Machine Learning can appear complex and hard to deliver, but if you have the right people with the right skills and knowledge involved from the beginning, there will be less to worry about.

Get the right people on your team involved who:

  • can identify the data task, chose the right model and apply the appropriate algorithms to address the specific business case
  • have the skills in data engineering are useful, as machine learning is all about data
  • will choose the right programming language or framework for your needs
  • have a background in general logic and basic programming is vital in order
  • have a good understanding of core Mathematics to help you manage most standard machine learning algorithms effectively- especially Linear Algebra, Calculus, Probability, Statistics and Data and Frameworks

Most importantly, share the wealth. What good is a well-designed machine learning strategy if the rest of your organization cannot join in on the fun. Provide a comprehensive ecosystem of user-friendly, self-service tools that incorporates machine learning into your data transformation for equal access and quicker insights. A single platform that brings all your data together from public and private cloud as well as on-premise environments will enable your IT and business teams to work more closely and constructively while remaining at the forefront of innovation.

Machine Learning best practices

Now that you are prepared to take a data integration project that involves machine learning head-on, it is worth following these best practices below to ensure the best outcome:

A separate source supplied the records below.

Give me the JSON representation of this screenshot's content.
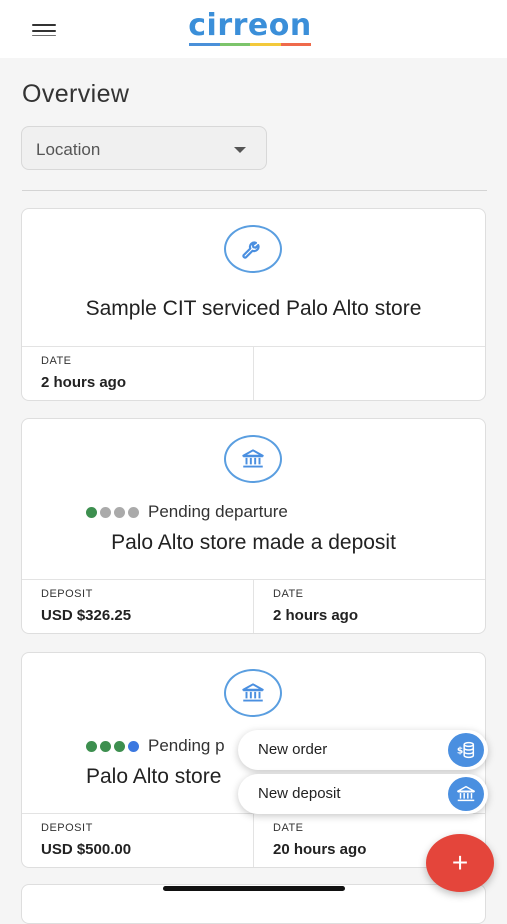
{
  "app": {
    "logo_text": "cirreon",
    "logo_colors": [
      "#4a90d9",
      "#7cc46b",
      "#f3c93b",
      "#ef6a4b"
    ]
  },
  "page": {
    "title": "Overview"
  },
  "filter": {
    "location_label": "Location"
  },
  "cards": [
    {
      "icon": "wrench-icon",
      "title": "Sample CIT serviced Palo Alto store",
      "fields": [
        {
          "label": "DATE",
          "value": "2 hours ago"
        },
        {
          "label": "",
          "value": ""
        }
      ]
    },
    {
      "icon": "bank-icon",
      "status_label": "Pending departure",
      "status_dots": [
        "#3d8f4f",
        "#aaaaaa",
        "#aaaaaa",
        "#aaaaaa"
      ],
      "title": "Palo Alto store made a deposit",
      "fields": [
        {
          "label": "DEPOSIT",
          "value": "USD $326.25"
        },
        {
          "label": "DATE",
          "value": "2 hours ago"
        }
      ]
    },
    {
      "icon": "bank-icon",
      "status_label": "Pending p",
      "status_dots": [
        "#3d8f4f",
        "#3d8f4f",
        "#3d8f4f",
        "#3b78e0"
      ],
      "title": "Palo Alto store",
      "fields": [
        {
          "label": "DEPOSIT",
          "value": "USD $500.00"
        },
        {
          "label": "DATE",
          "value": "20 hours ago"
        }
      ]
    }
  ],
  "fab_menu": {
    "new_order_label": "New order",
    "new_deposit_label": "New deposit",
    "plus": "+"
  },
  "colors": {
    "accent": "#4a8fe0",
    "fab": "#e4453b",
    "pending_complete": "#3d8f4f",
    "pending_current": "#3b78e0",
    "pending_inactive": "#aaaaaa"
  }
}
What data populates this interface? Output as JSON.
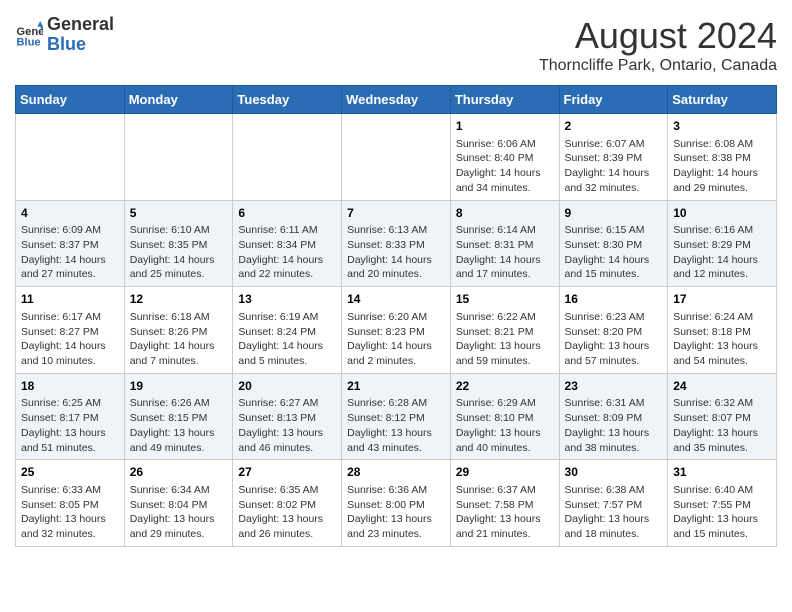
{
  "header": {
    "logo_general": "General",
    "logo_blue": "Blue",
    "month_title": "August 2024",
    "location": "Thorncliffe Park, Ontario, Canada"
  },
  "calendar": {
    "days_of_week": [
      "Sunday",
      "Monday",
      "Tuesday",
      "Wednesday",
      "Thursday",
      "Friday",
      "Saturday"
    ],
    "weeks": [
      [
        {
          "day": "",
          "info": ""
        },
        {
          "day": "",
          "info": ""
        },
        {
          "day": "",
          "info": ""
        },
        {
          "day": "",
          "info": ""
        },
        {
          "day": "1",
          "info": "Sunrise: 6:06 AM\nSunset: 8:40 PM\nDaylight: 14 hours and 34 minutes."
        },
        {
          "day": "2",
          "info": "Sunrise: 6:07 AM\nSunset: 8:39 PM\nDaylight: 14 hours and 32 minutes."
        },
        {
          "day": "3",
          "info": "Sunrise: 6:08 AM\nSunset: 8:38 PM\nDaylight: 14 hours and 29 minutes."
        }
      ],
      [
        {
          "day": "4",
          "info": "Sunrise: 6:09 AM\nSunset: 8:37 PM\nDaylight: 14 hours and 27 minutes."
        },
        {
          "day": "5",
          "info": "Sunrise: 6:10 AM\nSunset: 8:35 PM\nDaylight: 14 hours and 25 minutes."
        },
        {
          "day": "6",
          "info": "Sunrise: 6:11 AM\nSunset: 8:34 PM\nDaylight: 14 hours and 22 minutes."
        },
        {
          "day": "7",
          "info": "Sunrise: 6:13 AM\nSunset: 8:33 PM\nDaylight: 14 hours and 20 minutes."
        },
        {
          "day": "8",
          "info": "Sunrise: 6:14 AM\nSunset: 8:31 PM\nDaylight: 14 hours and 17 minutes."
        },
        {
          "day": "9",
          "info": "Sunrise: 6:15 AM\nSunset: 8:30 PM\nDaylight: 14 hours and 15 minutes."
        },
        {
          "day": "10",
          "info": "Sunrise: 6:16 AM\nSunset: 8:29 PM\nDaylight: 14 hours and 12 minutes."
        }
      ],
      [
        {
          "day": "11",
          "info": "Sunrise: 6:17 AM\nSunset: 8:27 PM\nDaylight: 14 hours and 10 minutes."
        },
        {
          "day": "12",
          "info": "Sunrise: 6:18 AM\nSunset: 8:26 PM\nDaylight: 14 hours and 7 minutes."
        },
        {
          "day": "13",
          "info": "Sunrise: 6:19 AM\nSunset: 8:24 PM\nDaylight: 14 hours and 5 minutes."
        },
        {
          "day": "14",
          "info": "Sunrise: 6:20 AM\nSunset: 8:23 PM\nDaylight: 14 hours and 2 minutes."
        },
        {
          "day": "15",
          "info": "Sunrise: 6:22 AM\nSunset: 8:21 PM\nDaylight: 13 hours and 59 minutes."
        },
        {
          "day": "16",
          "info": "Sunrise: 6:23 AM\nSunset: 8:20 PM\nDaylight: 13 hours and 57 minutes."
        },
        {
          "day": "17",
          "info": "Sunrise: 6:24 AM\nSunset: 8:18 PM\nDaylight: 13 hours and 54 minutes."
        }
      ],
      [
        {
          "day": "18",
          "info": "Sunrise: 6:25 AM\nSunset: 8:17 PM\nDaylight: 13 hours and 51 minutes."
        },
        {
          "day": "19",
          "info": "Sunrise: 6:26 AM\nSunset: 8:15 PM\nDaylight: 13 hours and 49 minutes."
        },
        {
          "day": "20",
          "info": "Sunrise: 6:27 AM\nSunset: 8:13 PM\nDaylight: 13 hours and 46 minutes."
        },
        {
          "day": "21",
          "info": "Sunrise: 6:28 AM\nSunset: 8:12 PM\nDaylight: 13 hours and 43 minutes."
        },
        {
          "day": "22",
          "info": "Sunrise: 6:29 AM\nSunset: 8:10 PM\nDaylight: 13 hours and 40 minutes."
        },
        {
          "day": "23",
          "info": "Sunrise: 6:31 AM\nSunset: 8:09 PM\nDaylight: 13 hours and 38 minutes."
        },
        {
          "day": "24",
          "info": "Sunrise: 6:32 AM\nSunset: 8:07 PM\nDaylight: 13 hours and 35 minutes."
        }
      ],
      [
        {
          "day": "25",
          "info": "Sunrise: 6:33 AM\nSunset: 8:05 PM\nDaylight: 13 hours and 32 minutes."
        },
        {
          "day": "26",
          "info": "Sunrise: 6:34 AM\nSunset: 8:04 PM\nDaylight: 13 hours and 29 minutes."
        },
        {
          "day": "27",
          "info": "Sunrise: 6:35 AM\nSunset: 8:02 PM\nDaylight: 13 hours and 26 minutes."
        },
        {
          "day": "28",
          "info": "Sunrise: 6:36 AM\nSunset: 8:00 PM\nDaylight: 13 hours and 23 minutes."
        },
        {
          "day": "29",
          "info": "Sunrise: 6:37 AM\nSunset: 7:58 PM\nDaylight: 13 hours and 21 minutes."
        },
        {
          "day": "30",
          "info": "Sunrise: 6:38 AM\nSunset: 7:57 PM\nDaylight: 13 hours and 18 minutes."
        },
        {
          "day": "31",
          "info": "Sunrise: 6:40 AM\nSunset: 7:55 PM\nDaylight: 13 hours and 15 minutes."
        }
      ]
    ]
  }
}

  1. Understand the use case - Assessing the problem you are trying to solve will help determine whether machine learning is necessary or not.
  2. Explore data and scope - It is essential to assess the scope, type, variety and velocity of data required to solve the problem.
  3. Research model or algorithm - Finding the best-fit model or algorithm is about balancing speed, accuracy and complexity.
  4. Pre-process - Data must be collated into a format or shape which is suitable for the chosen algorithm.
  5. Train - Teach your model with existing data and known outcome.
  6. Test - Test against non-associated data without known outcomes to test accuracy
  7. Operationalize - After training and validating, start calculating and predicting outcomes with new data.

As data increases, more observations are made - which results in more accurate predictions. Thus, a key part of a successful data integration project is creating a scalable machine learning strategy that starts with good quality data preparation and ends with valuable and intelligible data.

To learn more about common problems machine learning addresses and where it works best, download the Guide on Machine Learning. It will define what machine learning means for commercial use, how to prepare for a successful machine learning strategy with data quality and how exploring machine learning best practices will improve the way your data is processed.

Download the Guide on Machine Learning